Data about app and page elements:
►
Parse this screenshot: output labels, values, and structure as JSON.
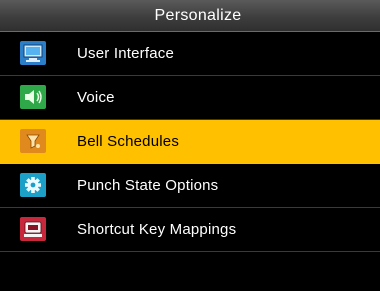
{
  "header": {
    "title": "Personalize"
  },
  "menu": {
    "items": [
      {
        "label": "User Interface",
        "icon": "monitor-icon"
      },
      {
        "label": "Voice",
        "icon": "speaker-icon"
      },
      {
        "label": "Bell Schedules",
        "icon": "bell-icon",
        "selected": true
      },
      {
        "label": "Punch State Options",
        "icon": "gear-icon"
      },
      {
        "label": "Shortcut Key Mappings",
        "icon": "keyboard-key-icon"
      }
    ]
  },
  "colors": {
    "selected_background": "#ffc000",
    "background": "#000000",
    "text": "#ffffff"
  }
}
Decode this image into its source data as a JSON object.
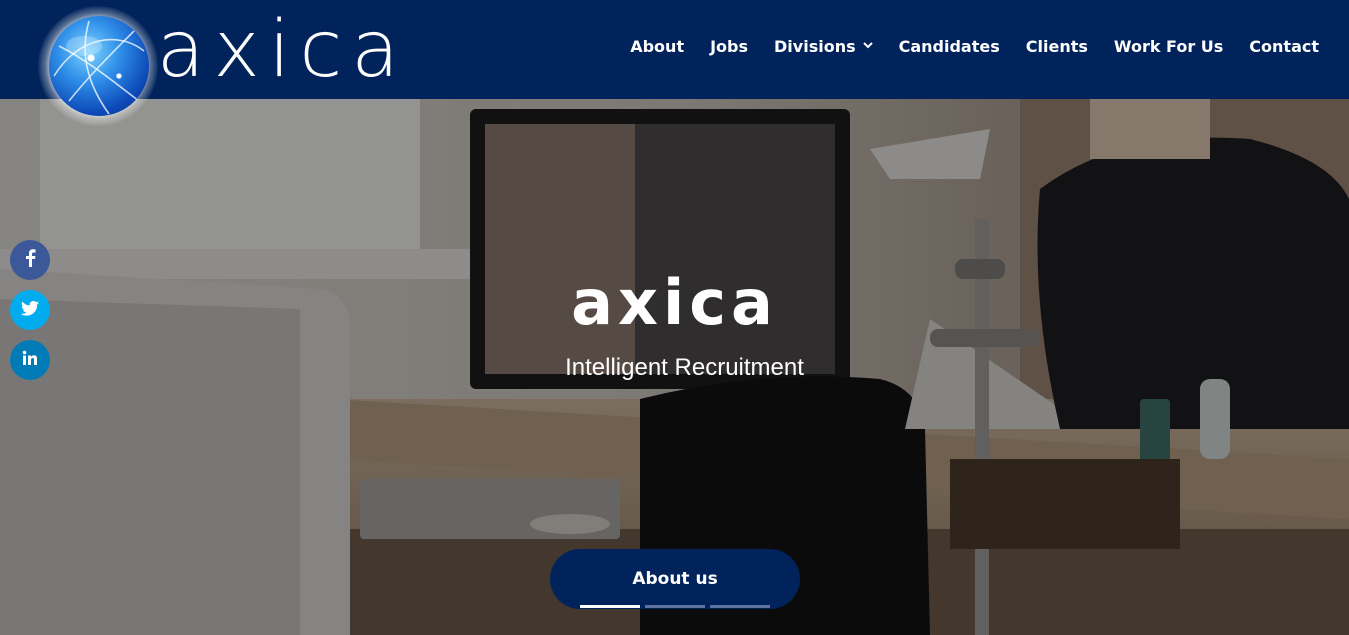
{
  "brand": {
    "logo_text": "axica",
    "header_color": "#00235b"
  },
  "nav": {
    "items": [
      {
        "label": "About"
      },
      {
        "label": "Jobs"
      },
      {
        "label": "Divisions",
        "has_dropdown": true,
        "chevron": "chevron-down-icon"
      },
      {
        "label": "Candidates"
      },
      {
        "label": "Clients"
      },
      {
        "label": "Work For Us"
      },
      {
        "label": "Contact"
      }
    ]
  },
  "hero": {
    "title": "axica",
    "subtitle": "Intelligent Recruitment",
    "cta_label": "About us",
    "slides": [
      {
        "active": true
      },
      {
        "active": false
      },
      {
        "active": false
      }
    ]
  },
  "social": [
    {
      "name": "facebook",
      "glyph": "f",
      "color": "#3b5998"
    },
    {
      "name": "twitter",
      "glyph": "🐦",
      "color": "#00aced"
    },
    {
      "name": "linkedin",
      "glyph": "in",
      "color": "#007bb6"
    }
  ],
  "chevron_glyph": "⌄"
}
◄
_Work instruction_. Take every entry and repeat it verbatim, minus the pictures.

_Response area_.
Parse this screenshot: output labels, values, and structure as JSON.
{
  "header": {
    "title": "Personalize"
  },
  "menu": {
    "items": [
      {
        "label": "User Interface",
        "icon": "monitor-icon"
      },
      {
        "label": "Voice",
        "icon": "speaker-icon"
      },
      {
        "label": "Bell Schedules",
        "icon": "bell-icon",
        "selected": true
      },
      {
        "label": "Punch State Options",
        "icon": "gear-icon"
      },
      {
        "label": "Shortcut Key Mappings",
        "icon": "keyboard-key-icon"
      }
    ]
  },
  "colors": {
    "selected_background": "#ffc000",
    "background": "#000000",
    "text": "#ffffff"
  }
}
Decode this image into its source data as a JSON object.
{
  "brand": {
    "logo_text": "axica",
    "header_color": "#00235b"
  },
  "nav": {
    "items": [
      {
        "label": "About"
      },
      {
        "label": "Jobs"
      },
      {
        "label": "Divisions",
        "has_dropdown": true,
        "chevron": "chevron-down-icon"
      },
      {
        "label": "Candidates"
      },
      {
        "label": "Clients"
      },
      {
        "label": "Work For Us"
      },
      {
        "label": "Contact"
      }
    ]
  },
  "hero": {
    "title": "axica",
    "subtitle": "Intelligent Recruitment",
    "cta_label": "About us",
    "slides": [
      {
        "active": true
      },
      {
        "active": false
      },
      {
        "active": false
      }
    ]
  },
  "social": [
    {
      "name": "facebook",
      "glyph": "f",
      "color": "#3b5998"
    },
    {
      "name": "twitter",
      "glyph": "🐦",
      "color": "#00aced"
    },
    {
      "name": "linkedin",
      "glyph": "in",
      "color": "#007bb6"
    }
  ],
  "chevron_glyph": "⌄"
}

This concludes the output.